Which lines of the entries contain the string "zhengYang"? Please find them and copy them.

□ □ □ □ □

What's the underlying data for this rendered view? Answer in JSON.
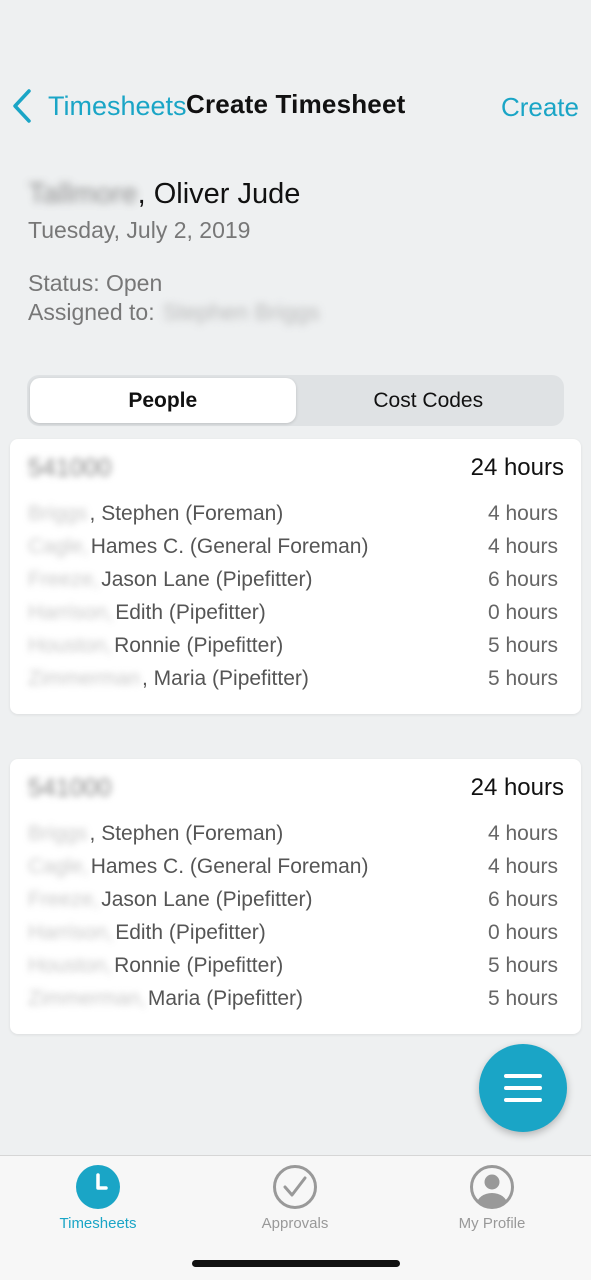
{
  "nav": {
    "back_label": "Timesheets",
    "title": "Create Timesheet",
    "action_label": "Create"
  },
  "header": {
    "last_name": "Tallmore",
    "first_name": ", Oliver Jude",
    "date": "Tuesday, July 2, 2019",
    "status": "Status: Open",
    "assigned_label": "Assigned to:",
    "assigned_name": "Stephen Briggs"
  },
  "segments": [
    {
      "label": "People",
      "active": true
    },
    {
      "label": "Cost Codes",
      "active": false
    }
  ],
  "cards": [
    {
      "code": "541000",
      "total": "24 hours",
      "rows": [
        {
          "surname": "Briggs",
          "rest": ", Stephen (Foreman)",
          "hours": "4 hours"
        },
        {
          "surname": "Cagle,",
          "rest": " Hames C. (General Foreman)",
          "hours": "4 hours"
        },
        {
          "surname": "Freeze,",
          "rest": " Jason Lane (Pipefitter)",
          "hours": "6 hours"
        },
        {
          "surname": "Harrison,",
          "rest": " Edith (Pipefitter)",
          "hours": "0 hours"
        },
        {
          "surname": "Houston,",
          "rest": " Ronnie (Pipefitter)",
          "hours": "5 hours"
        },
        {
          "surname": "Zimmerman",
          "rest": ", Maria (Pipefitter)",
          "hours": "5 hours"
        }
      ]
    },
    {
      "code": "541000",
      "total": "24 hours",
      "rows": [
        {
          "surname": "Briggs",
          "rest": ", Stephen (Foreman)",
          "hours": "4 hours"
        },
        {
          "surname": "Cagle,",
          "rest": " Hames C. (General Foreman)",
          "hours": "4 hours"
        },
        {
          "surname": "Freeze,",
          "rest": " Jason Lane (Pipefitter)",
          "hours": "6 hours"
        },
        {
          "surname": "Harrison,",
          "rest": " Edith (Pipefitter)",
          "hours": "0 hours"
        },
        {
          "surname": "Houston,",
          "rest": " Ronnie (Pipefitter)",
          "hours": "5 hours"
        },
        {
          "surname": "Zimmerman,",
          "rest": " Maria (Pipefitter)",
          "hours": "5 hours"
        }
      ]
    }
  ],
  "fab": {
    "icon": "menu-icon"
  },
  "tabbar": [
    {
      "label": "Timesheets",
      "icon": "clock-icon",
      "active": true
    },
    {
      "label": "Approvals",
      "icon": "checkmark-circle-icon",
      "active": false
    },
    {
      "label": "My Profile",
      "icon": "person-circle-icon",
      "active": false
    }
  ],
  "colors": {
    "accent": "#1aa5c6",
    "background": "#eef0f1",
    "muted_text": "#777777"
  }
}
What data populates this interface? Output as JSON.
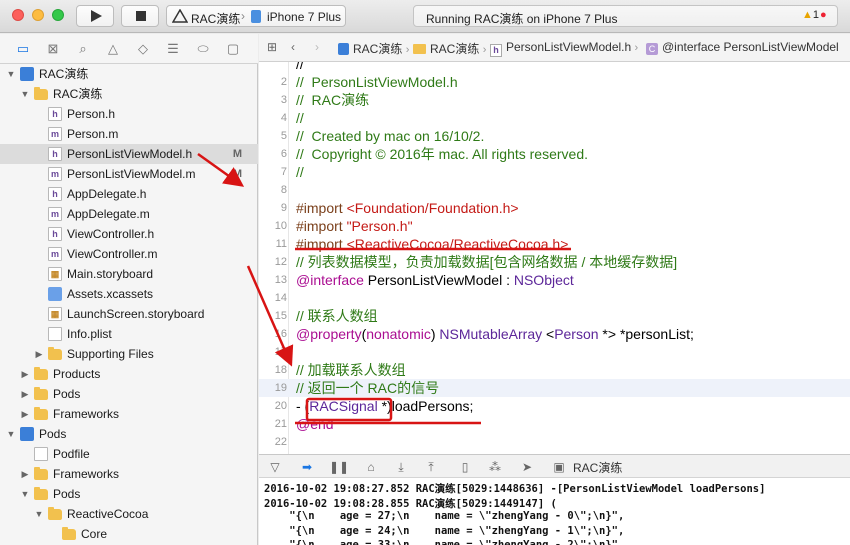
{
  "toolbar": {
    "scheme": "RAC演练",
    "scheme_separator": "›",
    "device": "iPhone 7 Plus",
    "status": "Running RAC演练 on iPhone 7 Plus",
    "warning_count": "1",
    "error_count": "1",
    "colors": {
      "close": "#fc605c",
      "minimize": "#fdbc40",
      "maximize": "#34c84a"
    }
  },
  "navigator": {
    "tab_icons": [
      "folder-icon",
      "source-control-icon",
      "search-icon",
      "issue-warning-icon",
      "test-diamond-icon",
      "debug-list-icon",
      "breakpoint-icon",
      "report-icon"
    ],
    "items": [
      {
        "label": "RAC演练",
        "icon": "project-icon",
        "depth": 0,
        "disclosure": "▼"
      },
      {
        "label": "RAC演练",
        "icon": "folder-icon",
        "depth": 1,
        "disclosure": "▼"
      },
      {
        "label": "Person.h",
        "icon": "h-file-icon",
        "depth": 2
      },
      {
        "label": "Person.m",
        "icon": "m-file-icon",
        "depth": 2
      },
      {
        "label": "PersonListViewModel.h",
        "icon": "h-file-icon",
        "depth": 2,
        "badge": "M",
        "selected": true
      },
      {
        "label": "PersonListViewModel.m",
        "icon": "m-file-icon",
        "depth": 2,
        "badge": "M"
      },
      {
        "label": "AppDelegate.h",
        "icon": "h-file-icon",
        "depth": 2
      },
      {
        "label": "AppDelegate.m",
        "icon": "m-file-icon",
        "depth": 2
      },
      {
        "label": "ViewController.h",
        "icon": "h-file-icon",
        "depth": 2
      },
      {
        "label": "ViewController.m",
        "icon": "m-file-icon",
        "depth": 2
      },
      {
        "label": "Main.storyboard",
        "icon": "storyboard-icon",
        "depth": 2
      },
      {
        "label": "Assets.xcassets",
        "icon": "assets-icon",
        "depth": 2
      },
      {
        "label": "LaunchScreen.storyboard",
        "icon": "storyboard-icon",
        "depth": 2
      },
      {
        "label": "Info.plist",
        "icon": "plist-icon",
        "depth": 2
      },
      {
        "label": "Supporting Files",
        "icon": "folder-icon",
        "depth": 2,
        "disclosure": "▶"
      },
      {
        "label": "Products",
        "icon": "folder-icon",
        "depth": 1,
        "disclosure": "▶"
      },
      {
        "label": "Pods",
        "icon": "folder-icon",
        "depth": 1,
        "disclosure": "▶"
      },
      {
        "label": "Frameworks",
        "icon": "folder-icon",
        "depth": 1,
        "disclosure": "▶"
      },
      {
        "label": "Pods",
        "icon": "project-icon",
        "depth": 0,
        "disclosure": "▼"
      },
      {
        "label": "Podfile",
        "icon": "plain-file-icon",
        "depth": 1
      },
      {
        "label": "Frameworks",
        "icon": "folder-icon",
        "depth": 1,
        "disclosure": "▶"
      },
      {
        "label": "Pods",
        "icon": "folder-icon",
        "depth": 1,
        "disclosure": "▼"
      },
      {
        "label": "ReactiveCocoa",
        "icon": "folder-icon",
        "depth": 2,
        "disclosure": "▼"
      },
      {
        "label": "Core",
        "icon": "folder-icon",
        "depth": 3
      }
    ]
  },
  "jumpbar": {
    "crumbs": [
      "RAC演练",
      "RAC演练",
      "PersonListViewModel.h",
      "@interface PersonListViewModel"
    ]
  },
  "editor": {
    "first_partial_line": "//",
    "lines": [
      {
        "n": "2",
        "t": [
          [
            "cm",
            "//  PersonListViewModel.h"
          ]
        ]
      },
      {
        "n": "3",
        "t": [
          [
            "cm",
            "//  RAC演练"
          ]
        ]
      },
      {
        "n": "4",
        "t": [
          [
            "cm",
            "//"
          ]
        ]
      },
      {
        "n": "5",
        "t": [
          [
            "cm",
            "//  Created by mac on 16/10/2."
          ]
        ]
      },
      {
        "n": "6",
        "t": [
          [
            "cm",
            "//  Copyright © 2016年 mac. All rights reserved."
          ]
        ]
      },
      {
        "n": "7",
        "t": [
          [
            "cm",
            "//"
          ]
        ]
      },
      {
        "n": "8",
        "t": []
      },
      {
        "n": "9",
        "t": [
          [
            "pp",
            "#import "
          ],
          [
            "str",
            "<Foundation/Foundation.h>"
          ]
        ]
      },
      {
        "n": "10",
        "t": [
          [
            "pp",
            "#import "
          ],
          [
            "str",
            "\"Person.h\""
          ]
        ]
      },
      {
        "n": "11",
        "t": [
          [
            "pp",
            "#import "
          ],
          [
            "str",
            "<ReactiveCocoa/ReactiveCocoa.h>"
          ]
        ]
      },
      {
        "n": "12",
        "t": [
          [
            "cm",
            "// 列表数据模型，负责加载数据[包含网络数据 / 本地缓存数据]"
          ]
        ]
      },
      {
        "n": "13",
        "t": [
          [
            "kw",
            "@interface"
          ],
          [
            "",
            " PersonListViewModel : "
          ],
          [
            "ty",
            "NSObject"
          ]
        ]
      },
      {
        "n": "14",
        "t": []
      },
      {
        "n": "15",
        "t": [
          [
            "cm",
            "// 联系人数组"
          ]
        ]
      },
      {
        "n": "16",
        "t": [
          [
            "kw",
            "@property"
          ],
          [
            "",
            "("
          ],
          [
            "kw",
            "nonatomic"
          ],
          [
            "",
            ") "
          ],
          [
            "ty",
            "NSMutableArray"
          ],
          [
            "",
            " <"
          ],
          [
            "ty",
            "Person"
          ],
          [
            "",
            " *> *personList;"
          ]
        ]
      },
      {
        "n": "17",
        "t": []
      },
      {
        "n": "18",
        "t": [
          [
            "cm",
            "// 加载联系人数组"
          ]
        ]
      },
      {
        "n": "19",
        "t": [
          [
            "cm",
            "// 返回一个 RAC的信号"
          ]
        ],
        "current": true
      },
      {
        "n": "20",
        "t": [
          [
            "",
            "- ("
          ],
          [
            "ty",
            "RACSignal"
          ],
          [
            "",
            " *)loadPersons;"
          ]
        ]
      },
      {
        "n": "21",
        "t": [
          [
            "kw",
            "@end"
          ]
        ]
      },
      {
        "n": "22",
        "t": []
      }
    ]
  },
  "debug": {
    "target_label": "RAC演练",
    "console_lines": [
      "2016-10-02 19:08:27.852 RAC演练[5029:1448636] -[PersonListViewModel loadPersons]",
      "2016-10-02 19:08:28.855 RAC演练[5029:1449147] (",
      "    \"{\\n    age = 27;\\n    name = \\\"zhengYang - 0\\\";\\n}\",",
      "    \"{\\n    age = 24;\\n    name = \\\"zhengYang - 1\\\";\\n}\",",
      "    \"{\\n    age = 33;\\n    name = \\\"zhengYang - 2\\\";\\n}\","
    ]
  }
}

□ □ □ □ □

◆ SOLUTION TO THE EXERCISE ◆
      "    \"{\\n    age = 27;\\n    name = \\\"zhengYang - 0\\\";\\n}\",",
      "    \"{\\n    age = 24;\\n    name = \\\"zhengYang - 1\\\";\\n}\",",
      "    \"{\\n    age = 33;\\n    name = \\\"zhengYang - 2\\\";\\n}\","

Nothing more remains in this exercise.